I don't think this addition is needed. Perhaps it belongs in one of the several essays on the subject. This policy is short and simple on purpose. HighInBC Need help? Just ask. 11:09, 23 August 2021 (UTC)
IAR's alleged merit of brevity is to be seen in the broader context of it being logically nonsensical and ultimately counterproductive. (talk) 12:47, 17 September 2021 (UTC)
It makes perfect sense to me. It is really not that complicated and after almost 20 years of use it has been very productive and caused very few problems. HighInBC Need help? Just ask. 21:57, 17 September 2021 (UTC)
I didn't say it was complicated. That people have interpretations that make sense to them from something that is clearly not logically consistent in any way objectively applicable is exactly the problem. (talk) 14:21, 18 September 2021 (UTC)

I wish IAR could be applied to WP:JOBTITLES. Even though I am carrying out JOBTITLES commandments, concerning article content. GoodDay (talk) 02:04, 18 September 2021 (UTC)

But it does apply to that. Right up until people decide that it doesn't. Problem in a nutshell. (talk) 14:23, 18 September 2021 (UTC)

This is missing the joke templateEdit

People might think this is serious. Anonymous from Stack Overflow (talk) 23:16, 30 November 2021 (UTC)

OK so you have expressed your opinion, via implying that a widely held view is not "serious". Sincerely, North8000 (talk) 23:25, 30 November 2021 (UTC)
Easy, North8000, they are a day-old account. I think they were being serious. Still learning the rules, I'm sure. Liz Read! Talk! 23:43, 30 November 2021 (UTC)
I thought that that was "easy" :-) Sincerely, North8000 (talk) 23:55, 30 November 2021 (UTC)
That takes two days, not one. :) Anonymous from Stack Overflow (talk) 10:53, 1 December 2021 (UTC)
Really? I wasn't voicing my opinion, I sincerely thought it was missing.
This makes no sense. Say I was making a death threat to John Doe and I wanted to add it to Wikipedia. Would that be against the rules? No, not if I made a page about Anonymous from Stack Overflow's death threat to John Doe, because Wikipedia was lacking information about that previously. Anonymous from Stack Overflow (talk) 09:47, 1 December 2021 (UTC)
The key to understanding WP:IAR is that we can ignore a rule ”if the rule prevents us from improving or maintaining Wikipedia”. Making a death threat against another person does not “improve or maintain Wikipedia”, and so our civility rules should not be ignored.
Reporting on (ie writing an article about) a death threat might be ok… if the incident is covered in reasonable depth by independent secondary sources (but then, that would be in compliance with our rules - so no rule is being ignored by writing the article). Blueboar (talk) 12:55, 1 December 2021 (UTC)

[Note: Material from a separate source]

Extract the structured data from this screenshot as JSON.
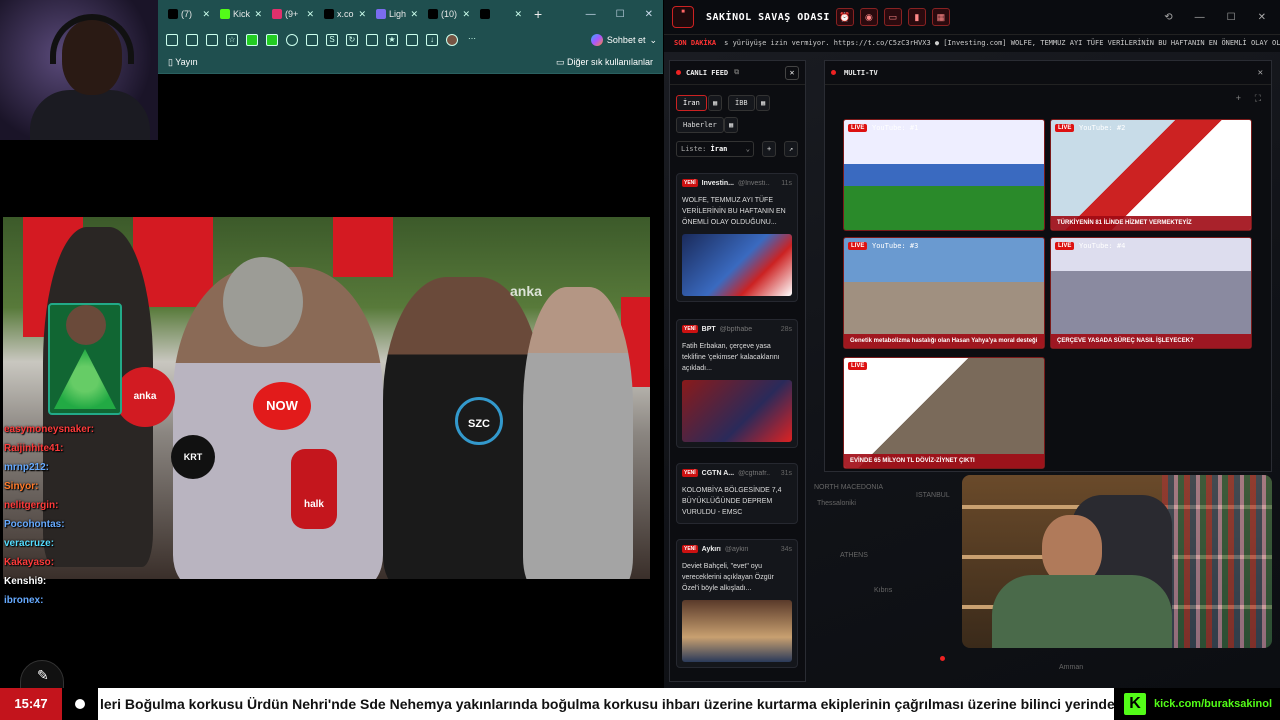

This should say that you must obey the US lawEdit

The US law can't be ignored, even if it prevents you from improving or maintaining Wikipedia. Anonymous from Stack Overflow (talk) 13:12, 11 December 2021 (UTC)

Bridge to cross by individual case, not by text language. How will breaking a U.S. law improve the encyclopedia (i.e. copyright infringement is not an improvement). Randy Kryn (talk) 13:30, 11 December 2021 (UTC)
Should we also mention the laws of physics? I don't think we need to mention either. HighInBC Need help? Just ask. 13:44, 11 December 2021 (UTC)
It's a good question though by a new editor, shows that they are thinking of the welfare of the project and individual editors and readers. Randy Kryn (talk) 13:49, 11 December 2021 (UTC)
Sorry if my comment came off as snotty. I did not realize this was such a new user. HighInBC Need help? Just ask. 00:26, 12 December 2021 (UTC)
Yes, thanks for the question. I think that the answer is that it is referring to Wikipedia rules. And to answer the possible next question, we don't want to make it longer to explicitly say that. We've kept it that way (through the hundreds of things that people have wanted to add) because its brevity gives it strength and focus. Sincerely, North8000 (talk) 15:15, 11 December 2021 (UTC)